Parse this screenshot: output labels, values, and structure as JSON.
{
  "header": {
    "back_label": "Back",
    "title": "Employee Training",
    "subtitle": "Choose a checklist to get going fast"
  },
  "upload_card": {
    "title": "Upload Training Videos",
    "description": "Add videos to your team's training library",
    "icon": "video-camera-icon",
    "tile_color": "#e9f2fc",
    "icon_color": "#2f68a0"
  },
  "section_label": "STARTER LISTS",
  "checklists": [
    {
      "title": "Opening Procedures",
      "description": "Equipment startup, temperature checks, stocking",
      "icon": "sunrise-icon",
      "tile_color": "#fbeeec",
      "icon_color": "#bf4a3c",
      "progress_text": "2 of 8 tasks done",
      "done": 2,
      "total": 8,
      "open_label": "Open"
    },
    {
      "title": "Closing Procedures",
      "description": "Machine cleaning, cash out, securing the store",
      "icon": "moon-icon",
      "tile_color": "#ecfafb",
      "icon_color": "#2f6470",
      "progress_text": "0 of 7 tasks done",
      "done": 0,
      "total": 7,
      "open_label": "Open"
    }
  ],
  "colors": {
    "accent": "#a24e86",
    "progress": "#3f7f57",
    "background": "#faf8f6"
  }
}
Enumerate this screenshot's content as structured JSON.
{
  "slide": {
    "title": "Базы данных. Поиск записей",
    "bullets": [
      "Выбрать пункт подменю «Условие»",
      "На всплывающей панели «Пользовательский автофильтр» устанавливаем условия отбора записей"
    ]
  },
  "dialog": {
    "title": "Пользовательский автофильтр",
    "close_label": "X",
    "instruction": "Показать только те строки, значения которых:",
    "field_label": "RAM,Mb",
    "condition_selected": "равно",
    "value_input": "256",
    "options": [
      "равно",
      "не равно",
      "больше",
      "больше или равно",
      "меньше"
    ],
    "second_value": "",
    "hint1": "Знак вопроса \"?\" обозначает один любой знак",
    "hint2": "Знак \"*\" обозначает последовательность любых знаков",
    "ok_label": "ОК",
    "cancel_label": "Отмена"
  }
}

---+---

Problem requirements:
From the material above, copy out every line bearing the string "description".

Finished exercise:
    "description": "Add videos to your team's training library",
      "description": "Equipment startup, temperature checks, stocking",
      "description": "Machine cleaning, cash out, securing the store",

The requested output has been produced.